I have a list of 100 million strings, each string is up to 20 characters long.
I need to check if an arbitrary string (or a small list of strings) exists in this list.
How to do it quickly and efficiently?
Does it make sense to hash all strings and check hashes?
Either hash, but if the set of strings is known beforehand then you can use finite state transducers or tries. Alternatively you can try to find perfect hash function, but it can be hard and expensive. I think that in this case trie would be the easiest solution.
Depending on your source of the list, though, there might be ways that are more efficient (eg. if from DB, ask the DB, if file from disk, stop loading of the file once the item is found, etc).
If though you have to query the list multiple times and have to load it into memory completely, it might make it faster to convert the heystack list to a
MapSet first and query the mapset for membership of the needle.
- Partition the big list for speed. (for ex. by first 1 or 2 letters).
- Bloom filters (can have false positives): https://hex.pm/packages?search=bloom&sort=recent_downloads
Do you also need to find strings that are similar but not exactly equal?
Just wondering how you get a list of 100 million strings. What is the context?
An addition to what I have said already.
If your list is known at compile time, you could create a multihead function from it using some metaprogramming.
This makes use of pattern matching, which again gets optimised into a prefix tree.
~w(a b c Foo Bar) |> Enum.each(fn word -> def in_list?(unquote(word)), do: true end) def in_list?(_), do: false
The API can be seen in the benchmark.
I was writing something similar but with wider API.
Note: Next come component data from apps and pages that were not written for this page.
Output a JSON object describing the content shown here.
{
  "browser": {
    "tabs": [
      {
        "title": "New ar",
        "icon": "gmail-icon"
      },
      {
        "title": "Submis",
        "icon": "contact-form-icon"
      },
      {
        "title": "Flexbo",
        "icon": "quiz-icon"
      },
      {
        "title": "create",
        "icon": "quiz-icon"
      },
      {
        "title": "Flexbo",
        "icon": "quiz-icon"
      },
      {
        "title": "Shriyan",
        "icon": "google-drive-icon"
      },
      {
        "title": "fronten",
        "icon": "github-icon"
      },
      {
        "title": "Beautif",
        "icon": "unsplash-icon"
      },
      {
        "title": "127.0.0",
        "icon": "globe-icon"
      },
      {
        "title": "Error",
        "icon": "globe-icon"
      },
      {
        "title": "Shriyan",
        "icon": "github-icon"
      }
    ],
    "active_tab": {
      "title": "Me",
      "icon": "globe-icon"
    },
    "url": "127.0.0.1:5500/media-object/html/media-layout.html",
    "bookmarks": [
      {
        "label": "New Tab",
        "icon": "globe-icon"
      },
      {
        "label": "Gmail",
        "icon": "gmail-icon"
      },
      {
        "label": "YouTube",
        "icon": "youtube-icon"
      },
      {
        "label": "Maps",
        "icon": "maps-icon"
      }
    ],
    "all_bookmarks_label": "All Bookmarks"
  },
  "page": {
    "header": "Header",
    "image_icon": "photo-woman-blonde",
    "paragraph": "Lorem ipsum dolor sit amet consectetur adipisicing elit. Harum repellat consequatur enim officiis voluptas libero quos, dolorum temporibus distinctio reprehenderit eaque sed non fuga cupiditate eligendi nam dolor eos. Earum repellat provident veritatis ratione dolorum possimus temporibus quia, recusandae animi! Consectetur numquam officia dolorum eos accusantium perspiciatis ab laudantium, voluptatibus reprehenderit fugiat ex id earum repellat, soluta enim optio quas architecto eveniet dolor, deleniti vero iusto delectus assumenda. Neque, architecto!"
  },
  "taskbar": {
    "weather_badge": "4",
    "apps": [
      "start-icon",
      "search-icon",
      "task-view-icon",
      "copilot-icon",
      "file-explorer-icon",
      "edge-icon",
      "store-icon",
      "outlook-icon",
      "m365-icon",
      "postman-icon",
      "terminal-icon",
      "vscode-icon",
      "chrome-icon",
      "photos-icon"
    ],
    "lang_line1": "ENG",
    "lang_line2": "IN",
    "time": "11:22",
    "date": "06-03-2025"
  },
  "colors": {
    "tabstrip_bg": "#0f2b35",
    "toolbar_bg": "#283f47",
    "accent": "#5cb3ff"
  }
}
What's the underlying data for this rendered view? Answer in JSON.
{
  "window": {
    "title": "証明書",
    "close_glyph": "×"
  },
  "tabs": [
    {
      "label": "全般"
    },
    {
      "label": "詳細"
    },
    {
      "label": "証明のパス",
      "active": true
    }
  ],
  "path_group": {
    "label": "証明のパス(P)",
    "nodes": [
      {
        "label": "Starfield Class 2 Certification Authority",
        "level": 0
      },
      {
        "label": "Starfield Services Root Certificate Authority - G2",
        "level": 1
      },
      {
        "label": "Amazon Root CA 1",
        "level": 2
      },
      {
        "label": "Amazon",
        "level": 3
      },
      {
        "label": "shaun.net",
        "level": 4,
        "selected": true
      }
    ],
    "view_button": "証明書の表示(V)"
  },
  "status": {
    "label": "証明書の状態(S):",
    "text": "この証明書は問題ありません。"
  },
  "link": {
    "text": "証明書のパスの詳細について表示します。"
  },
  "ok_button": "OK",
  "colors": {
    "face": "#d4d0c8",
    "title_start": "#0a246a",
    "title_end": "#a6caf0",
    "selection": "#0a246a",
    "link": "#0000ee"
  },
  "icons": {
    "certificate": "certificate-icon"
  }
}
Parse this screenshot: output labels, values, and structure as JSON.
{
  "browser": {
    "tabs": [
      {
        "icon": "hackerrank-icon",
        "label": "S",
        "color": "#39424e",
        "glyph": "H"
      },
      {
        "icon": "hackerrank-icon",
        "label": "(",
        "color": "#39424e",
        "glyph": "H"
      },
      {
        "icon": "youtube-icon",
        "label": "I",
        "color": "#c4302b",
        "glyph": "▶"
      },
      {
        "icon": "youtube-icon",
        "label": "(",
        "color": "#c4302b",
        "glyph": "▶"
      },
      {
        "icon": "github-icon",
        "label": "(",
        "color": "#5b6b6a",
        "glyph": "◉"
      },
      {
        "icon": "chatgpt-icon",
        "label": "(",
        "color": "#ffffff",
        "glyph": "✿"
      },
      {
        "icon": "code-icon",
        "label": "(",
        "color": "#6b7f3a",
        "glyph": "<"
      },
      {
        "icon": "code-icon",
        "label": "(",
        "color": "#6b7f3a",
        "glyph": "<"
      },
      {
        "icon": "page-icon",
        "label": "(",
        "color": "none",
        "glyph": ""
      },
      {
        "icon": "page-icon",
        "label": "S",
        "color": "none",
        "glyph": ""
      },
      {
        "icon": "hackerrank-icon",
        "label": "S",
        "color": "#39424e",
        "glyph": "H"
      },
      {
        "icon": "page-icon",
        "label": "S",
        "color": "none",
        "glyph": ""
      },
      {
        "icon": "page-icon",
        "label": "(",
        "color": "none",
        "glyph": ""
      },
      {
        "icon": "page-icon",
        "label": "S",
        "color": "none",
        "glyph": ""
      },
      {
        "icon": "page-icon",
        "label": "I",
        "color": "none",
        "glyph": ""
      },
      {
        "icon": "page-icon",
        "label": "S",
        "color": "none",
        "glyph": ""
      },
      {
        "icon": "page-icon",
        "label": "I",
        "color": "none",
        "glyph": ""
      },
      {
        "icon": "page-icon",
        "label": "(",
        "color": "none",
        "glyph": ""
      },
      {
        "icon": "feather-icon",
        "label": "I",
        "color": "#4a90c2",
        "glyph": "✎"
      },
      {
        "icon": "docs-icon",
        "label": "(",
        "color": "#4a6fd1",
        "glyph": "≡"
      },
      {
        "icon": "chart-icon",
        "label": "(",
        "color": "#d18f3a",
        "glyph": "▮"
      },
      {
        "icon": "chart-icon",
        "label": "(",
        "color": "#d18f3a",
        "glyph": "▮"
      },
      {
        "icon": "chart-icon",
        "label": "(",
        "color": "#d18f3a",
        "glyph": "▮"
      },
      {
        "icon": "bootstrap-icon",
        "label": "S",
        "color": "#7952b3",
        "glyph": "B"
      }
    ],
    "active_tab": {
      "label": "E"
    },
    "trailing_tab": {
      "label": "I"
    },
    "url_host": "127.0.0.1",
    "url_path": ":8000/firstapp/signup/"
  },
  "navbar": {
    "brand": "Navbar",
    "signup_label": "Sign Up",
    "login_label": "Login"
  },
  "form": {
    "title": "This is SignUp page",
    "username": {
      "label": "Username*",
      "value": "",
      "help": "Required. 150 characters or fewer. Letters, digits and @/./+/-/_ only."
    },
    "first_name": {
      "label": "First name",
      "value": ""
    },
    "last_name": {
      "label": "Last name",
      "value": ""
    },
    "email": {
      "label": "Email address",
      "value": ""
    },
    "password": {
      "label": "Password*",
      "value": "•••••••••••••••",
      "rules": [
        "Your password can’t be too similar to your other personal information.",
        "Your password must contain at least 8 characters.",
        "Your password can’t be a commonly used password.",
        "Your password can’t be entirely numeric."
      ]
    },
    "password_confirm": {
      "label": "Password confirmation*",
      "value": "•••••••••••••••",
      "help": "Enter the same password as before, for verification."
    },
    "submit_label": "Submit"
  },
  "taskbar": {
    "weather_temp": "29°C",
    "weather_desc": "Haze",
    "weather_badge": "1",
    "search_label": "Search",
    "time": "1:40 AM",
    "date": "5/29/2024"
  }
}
For a list this large, a suffix tree has a lot of advantages. I haven’t yet had time to implement it in Elixir, but it’s on my list, and I have been gathering info to work on it. Dan Gusfeld’s Algorithms on Strings, Trees, and Sequences describes the construction in detail, based on methods devised by Ukkonen. It’s a nontrivial thing to implement, but if this is going to be a recurring theme in your work it would be worth it. There are a number of implementations in other languages, but none yet in Elixir.